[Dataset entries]

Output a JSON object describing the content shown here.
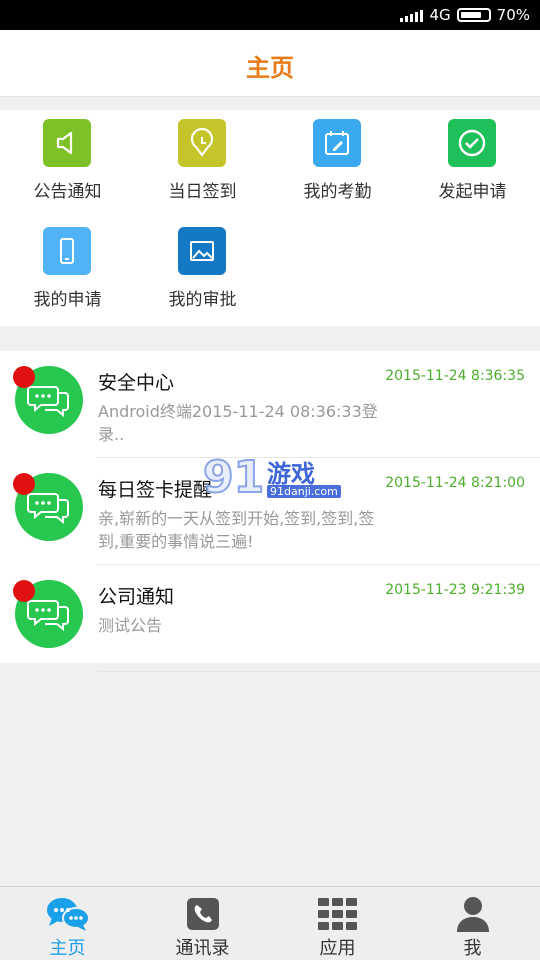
{
  "status": {
    "network": "4G",
    "battery": "70%"
  },
  "header": {
    "title": "主页"
  },
  "quick": [
    {
      "label": "公告通知",
      "icon": "speaker-icon",
      "color": "#7cc127"
    },
    {
      "label": "当日签到",
      "icon": "clock-pin-icon",
      "color": "#c5c42a"
    },
    {
      "label": "我的考勤",
      "icon": "calendar-edit-icon",
      "color": "#3aa9f0"
    },
    {
      "label": "发起申请",
      "icon": "check-circle-icon",
      "color": "#1fbf5a"
    },
    {
      "label": "我的申请",
      "icon": "phone-icon",
      "color": "#4fb3f5"
    },
    {
      "label": "我的审批",
      "icon": "image-icon",
      "color": "#1479c4"
    }
  ],
  "messages": [
    {
      "title": "安全中心",
      "time": "2015-11-24 8:36:35",
      "body": "Android终端2015-11-24 08:36:33登录.."
    },
    {
      "title": "每日签卡提醒",
      "time": "2015-11-24 8:21:00",
      "body": "亲,崭新的一天从签到开始,签到,签到,签到,重要的事情说三遍!"
    },
    {
      "title": "公司通知",
      "time": "2015-11-23 9:21:39",
      "body": "测试公告"
    }
  ],
  "watermark": {
    "number": "91",
    "text": "游戏",
    "url": "91danji.com"
  },
  "nav": [
    {
      "label": "主页",
      "icon": "chat-bubbles-icon",
      "active": true
    },
    {
      "label": "通讯录",
      "icon": "phone-handset-icon",
      "active": false
    },
    {
      "label": "应用",
      "icon": "grid-icon",
      "active": false
    },
    {
      "label": "我",
      "icon": "person-icon",
      "active": false
    }
  ],
  "colors": {
    "accent_orange": "#e87b17",
    "time_green": "#4cae2c",
    "nav_active": "#1aa0e8",
    "avatar_green": "#28c850",
    "unread_red": "#e01010"
  }
}
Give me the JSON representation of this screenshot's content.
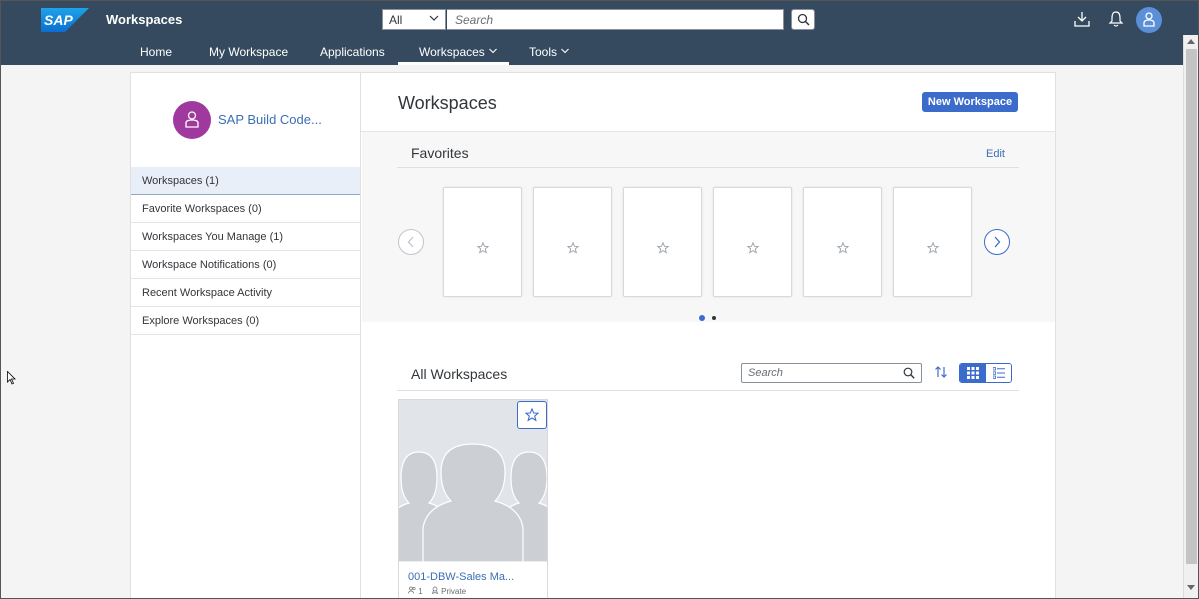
{
  "header": {
    "brand": "SAP",
    "app_title": "Workspaces",
    "search_scope": "All",
    "search_placeholder": "Search",
    "nav": [
      {
        "label": "Home"
      },
      {
        "label": "My Workspace"
      },
      {
        "label": "Applications"
      },
      {
        "label": "Workspaces"
      },
      {
        "label": "Tools"
      }
    ]
  },
  "sidebar": {
    "profile_name": "SAP Build Code...",
    "items": [
      {
        "label": "Workspaces (1)",
        "selected": true
      },
      {
        "label": "Favorite Workspaces (0)"
      },
      {
        "label": "Workspaces You Manage (1)"
      },
      {
        "label": "Workspace Notifications (0)"
      },
      {
        "label": "Recent Workspace Activity"
      },
      {
        "label": "Explore Workspaces (0)"
      }
    ]
  },
  "main": {
    "title": "Workspaces",
    "new_button": "New Workspace",
    "favorites": {
      "title": "Favorites",
      "edit": "Edit",
      "tile_count": 6,
      "page_dots": 2,
      "active_dot": 0
    },
    "all_workspaces": {
      "title": "All Workspaces",
      "search_placeholder": "Search",
      "cards": [
        {
          "name": "001-DBW-Sales Ma...",
          "members": "1",
          "visibility": "Private"
        }
      ]
    }
  },
  "colors": {
    "shellbar": "#354a5f",
    "accent": "#3b6ccc",
    "link": "#3a6fb5",
    "avatar": "#a0399d"
  }
}
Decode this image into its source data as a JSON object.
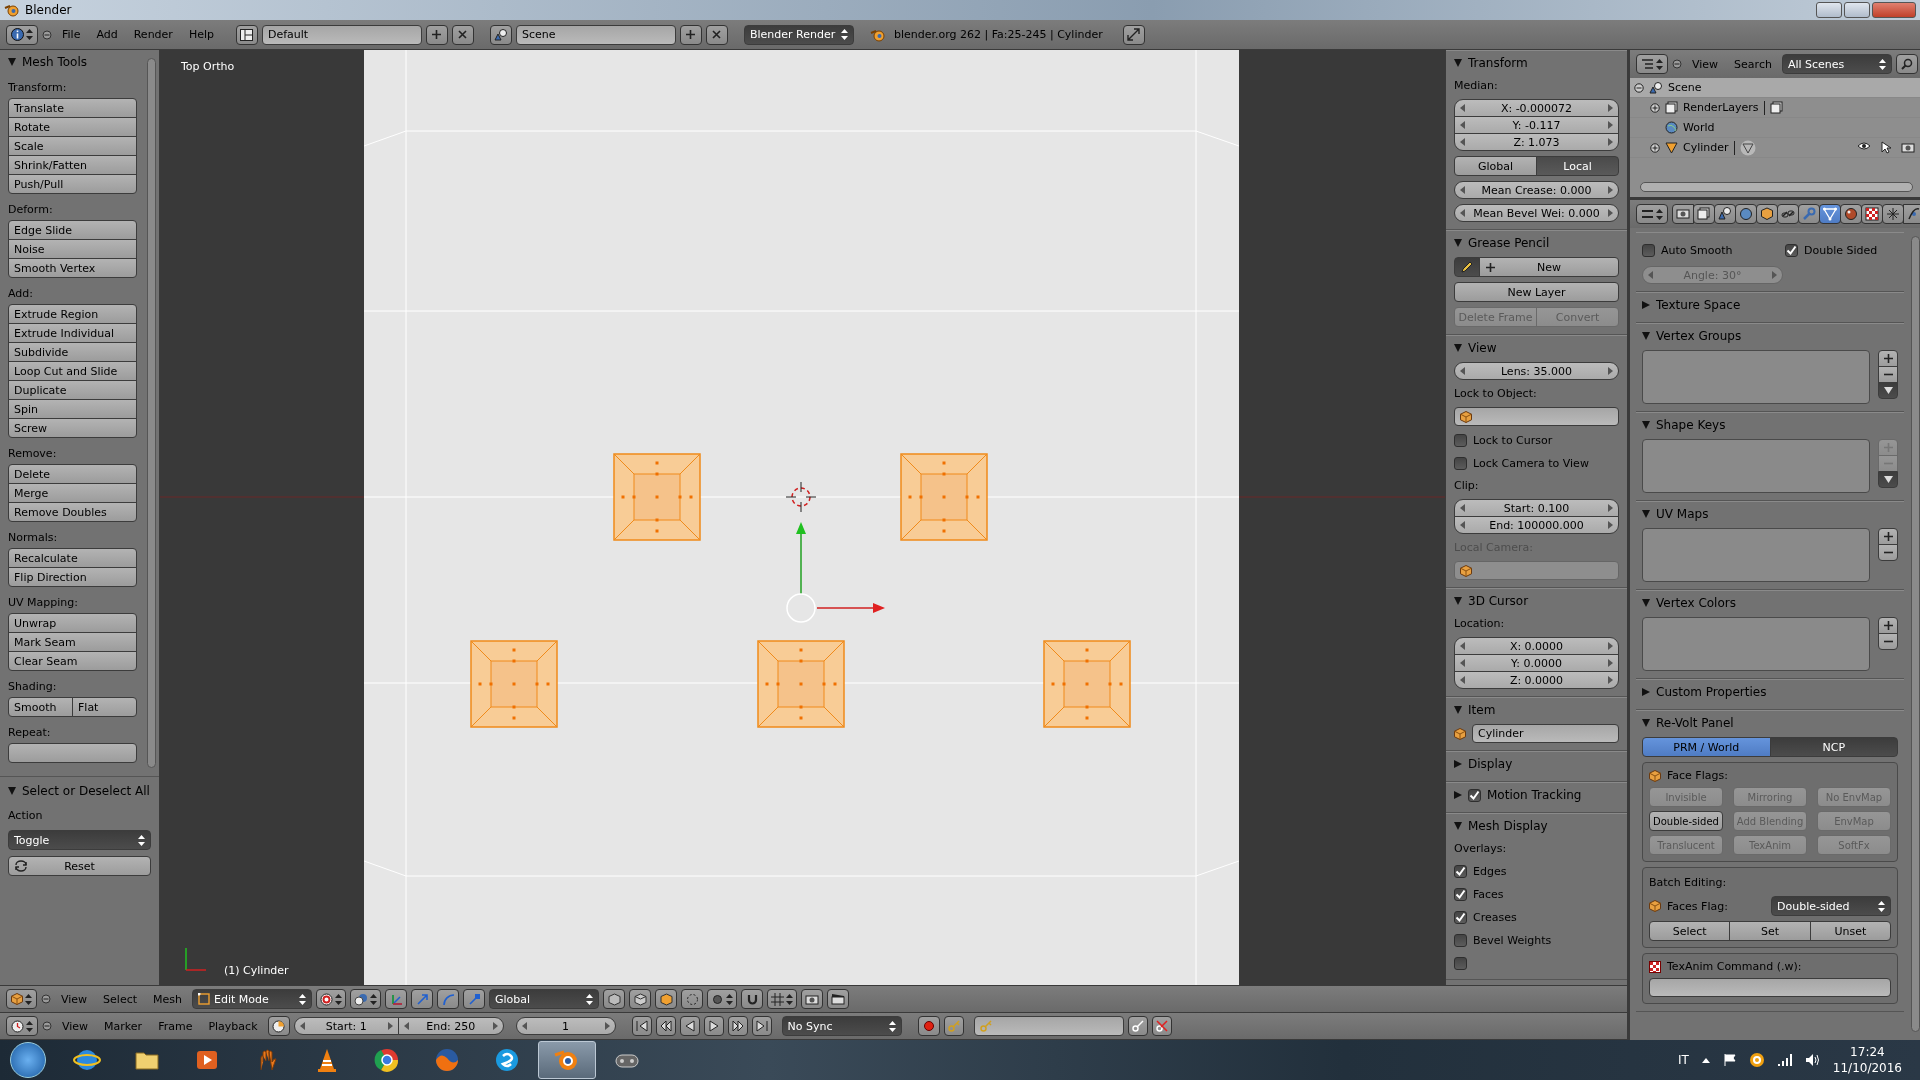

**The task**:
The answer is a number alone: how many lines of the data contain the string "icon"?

**Output for this exercise**:
10